Try to target posts that make sense in the context of the event and hashtags or you’ll just seem out of place. In fact, going back to rule number 3 (create massive value), if you are adding value then most will not mind.
There’s a whole gold mine of opportunity out there if you only take the time to look and think.
Rule Number 20 – C’mon down and you can be a contestant on…
Contests are nothing new, and they’re used all over the place. If you’ve got something that has some value, or you can create some value for your audience, don’t be afraid to give it away.
Set up some incentives to get some likes, shares, mentions, or grow your email list by setting up a contest for your valuable products, services or lead magnets.
Give away things to a few to get a lot of value and increase your following.
- A plain old fashioned drawing where someone provides you an email address, or you choose from the likes on a post where someone chosen randomly wins a prize.
- Content, video, or photo contests like favorite quotes, or getting answers to questions similar to “if you were a multi-millionaire and didn’t have to go to work tomorrow, what would you do for the rest of your life?”. Then you choose the “best” one and they get a prize.
Get creative, these types of strategies always work well, once you have an audience.
Rule Number 21 – Social media marketing is about socializing
Social media marketing and optimization is about socializing, so start rubbing elbows with people that live and breathe marketing through social media networks.
Like many other industries, there are conferences about, and dedicated to, social media marketing.

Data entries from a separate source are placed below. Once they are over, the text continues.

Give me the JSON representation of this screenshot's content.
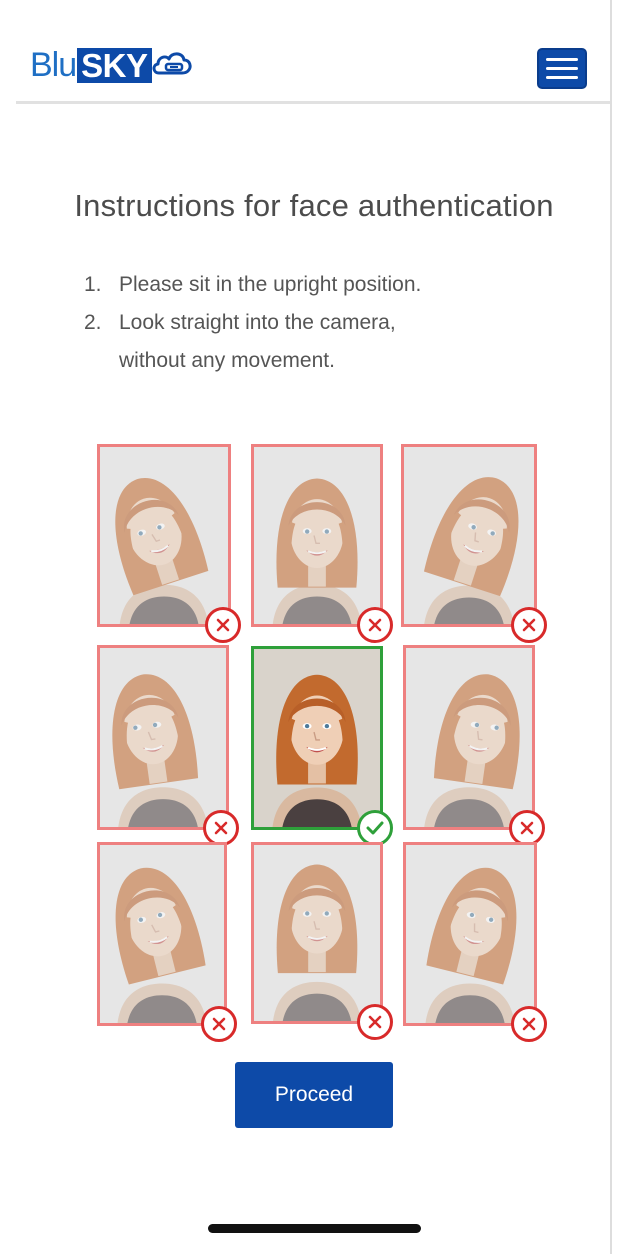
{
  "header": {
    "logo": {
      "part1": "Blu",
      "part2": "SKY",
      "icon": "cloud-icon"
    },
    "menu": {
      "icon": "hamburger-menu-icon"
    }
  },
  "page": {
    "title": "Instructions for face authentication",
    "instructions": [
      {
        "num": "1.",
        "lines": [
          "Please sit in the upright position."
        ]
      },
      {
        "num": "2.",
        "lines": [
          "Look straight into the camera,",
          "without any movement."
        ]
      }
    ]
  },
  "examples": [
    {
      "pose": "tilted-left-looking-down",
      "status": "incorrect"
    },
    {
      "pose": "looking-down",
      "status": "incorrect"
    },
    {
      "pose": "tilted-right-looking-down",
      "status": "incorrect"
    },
    {
      "pose": "turned-left",
      "status": "incorrect"
    },
    {
      "pose": "facing-straight",
      "status": "correct"
    },
    {
      "pose": "turned-right",
      "status": "incorrect"
    },
    {
      "pose": "tilted-left-looking-up",
      "status": "incorrect"
    },
    {
      "pose": "looking-up",
      "status": "incorrect"
    },
    {
      "pose": "tilted-right-looking-up",
      "status": "incorrect"
    }
  ],
  "status_icons": {
    "incorrect": "x-circle-icon",
    "correct": "check-circle-icon"
  },
  "colors": {
    "brand_blue": "#0d4aa8",
    "incorrect_border": "#ee8080",
    "incorrect_badge": "#d82a2a",
    "correct": "#2ea03a"
  },
  "actions": {
    "proceed_label": "Proceed"
  }
}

The one that seems to get a lot of attention is Social Media Marketing World. The next one is February 28th through March 2nd, 2018 and you’re going to want to get your tickets sooner than later as this event does sell out.

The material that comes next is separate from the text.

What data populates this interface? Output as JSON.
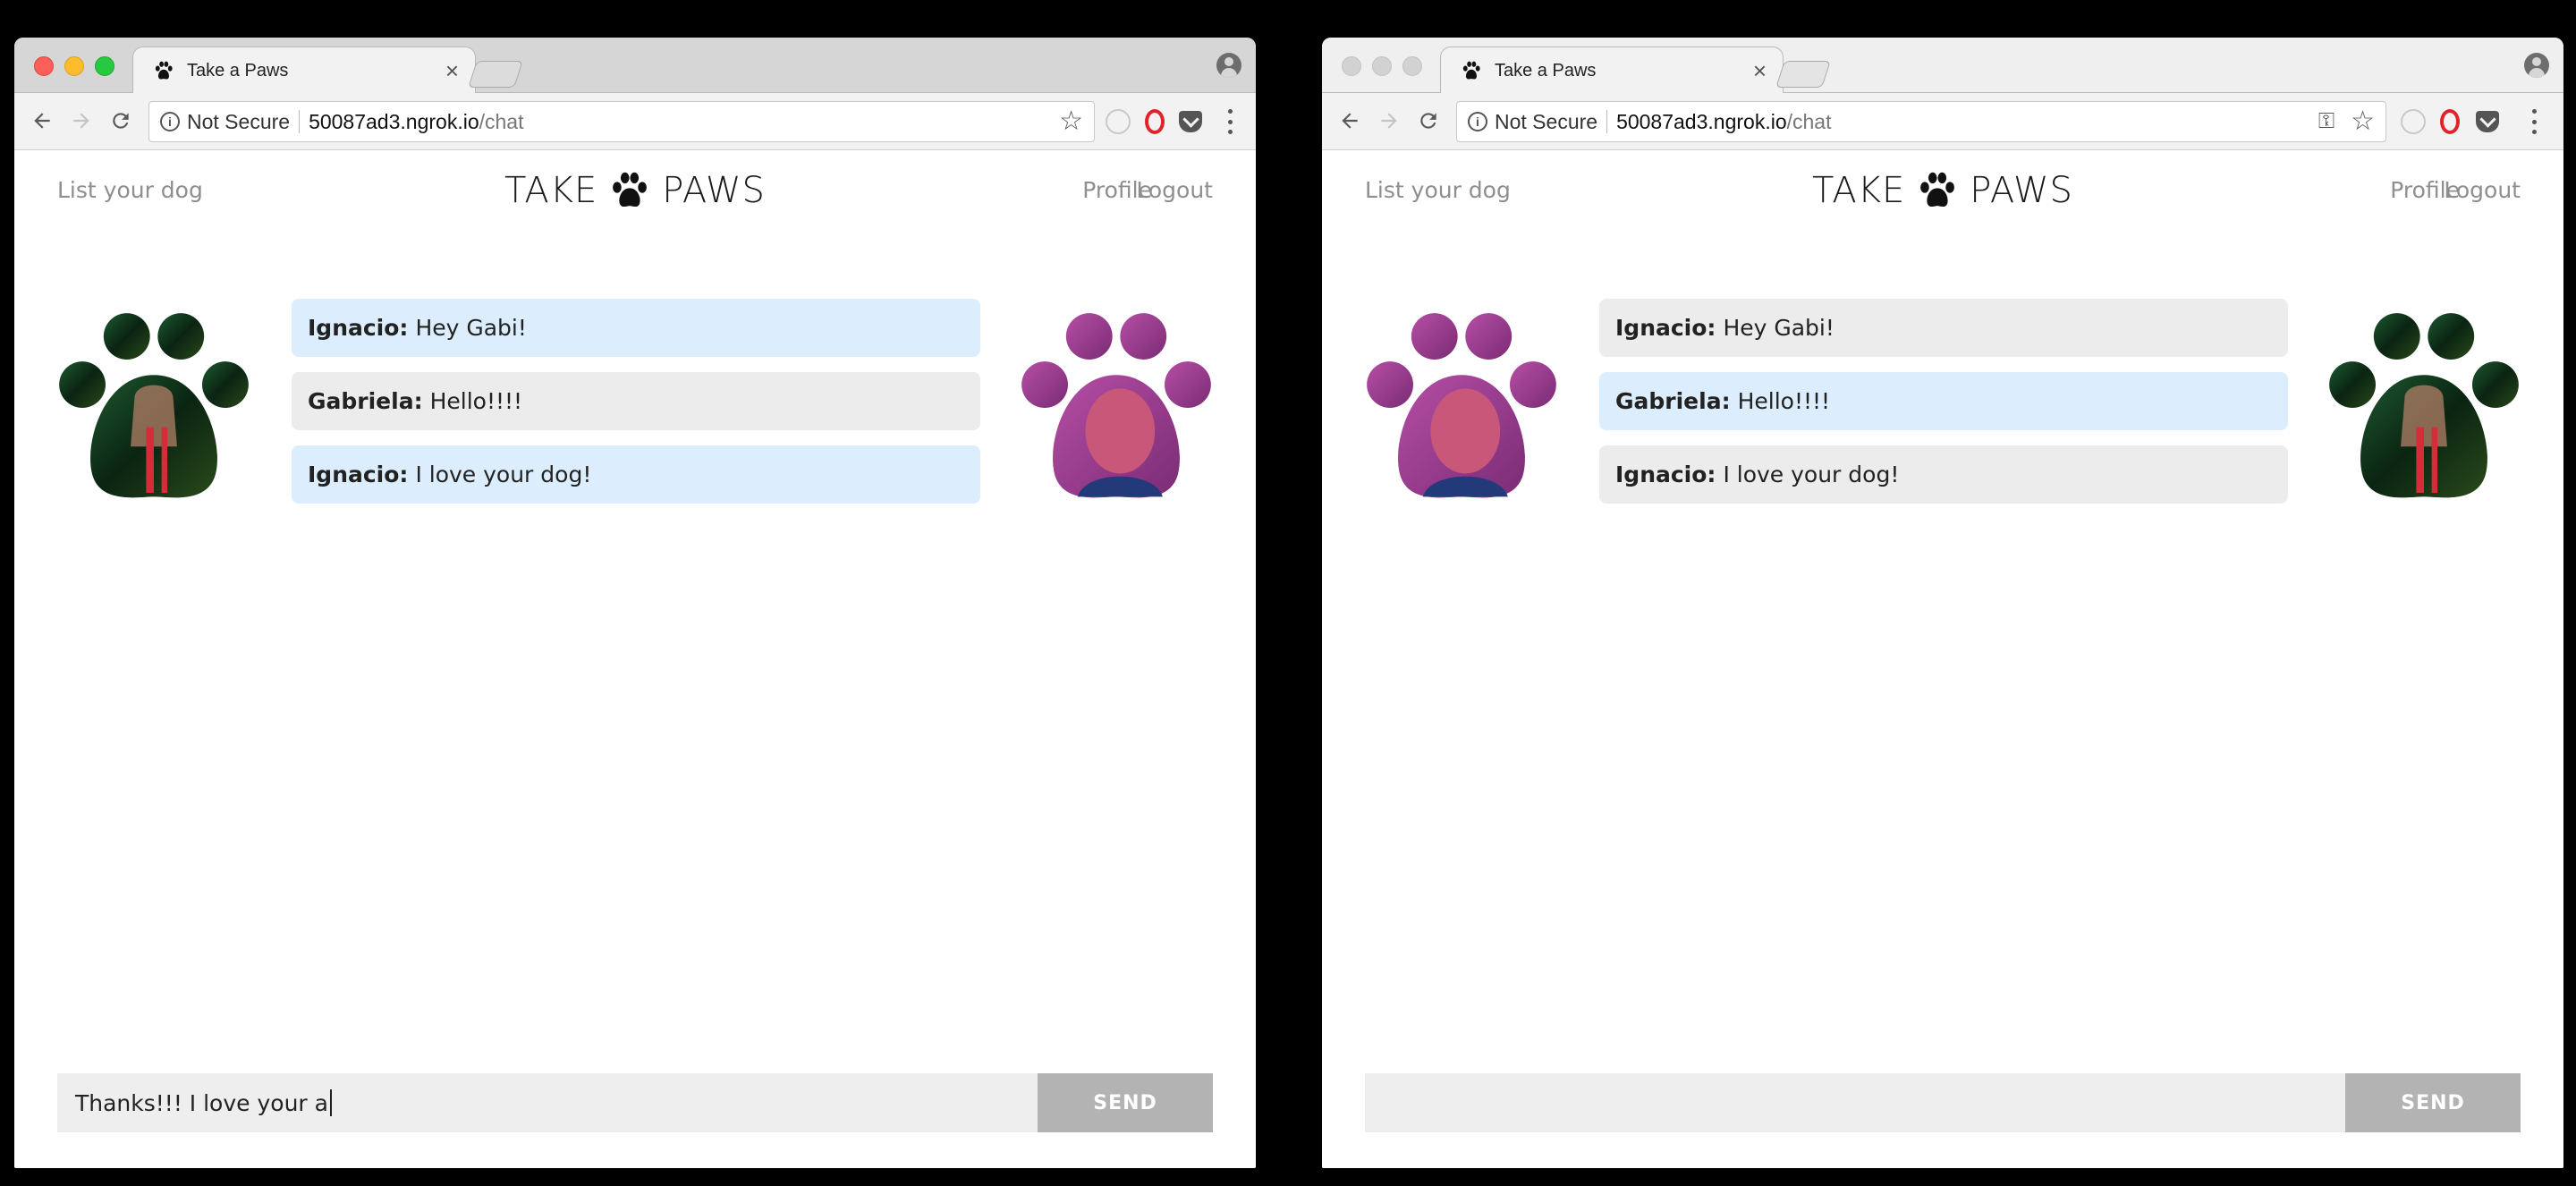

I’m in no way saying that you will be more successful with your social media efforts if you attend this, but I guarantee you’ll learn something.
If you can make the date, and you can afford the price tag, I highly recommend making the trip to San Francisco, California.

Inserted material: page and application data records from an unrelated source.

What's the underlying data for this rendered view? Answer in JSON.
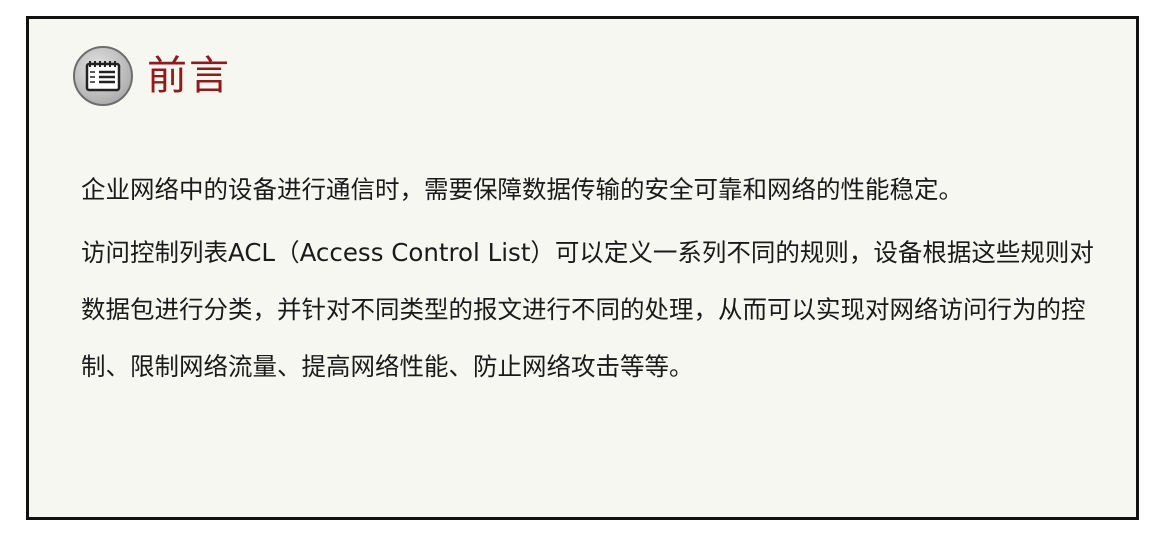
{
  "header": {
    "icon": "notepad-icon",
    "title": "前言"
  },
  "content": {
    "paragraphs": [
      "企业网络中的设备进行通信时，需要保障数据传输的安全可靠和网络的性能稳定。",
      "访问控制列表ACL（Access Control List）可以定义一系列不同的规则，设备根据这些规则对数据包进行分类，并针对不同类型的报文进行不同的处理，从而可以实现对网络访问行为的控制、限制网络流量、提高网络性能、防止网络攻击等等。"
    ]
  },
  "colors": {
    "title": "#8f1c1c",
    "background": "#f7f7f2",
    "border": "#111111"
  }
}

If you were wondering, the last time I checked the price was $1,597 for an all-access pass ($897.00 during the promotion period) or $697.00 for the creator ticket which is less access to things ($447.00 during the promotion period).
There are many more conferences, but this one is a great one if you are really interested in social media for building an audience and driving traffic.
In Summary: Social Media Marketing
Social media marketing through social networks should be a pivotal piece of your optimization and marketing strategies.
As I’m sure you know, building an email list is important, but these days, building a social channel audience is just as important.
Not only will it help diversify your traffic, but it will bring you more in touch with the people you are trying to reach so that you can do your job better than ever.
I’ve provided you with 20 rules that you should be following to increase the efficiency of your social media marketing efforts.
Finally, by attending conferences and other events related to social media marketing you will expand your horizons, meet new people that can help you with your efforts, and you’ll pick up new tips.
Have Anything to Share?
What are some of the strategies that you use in general across multiple social networks?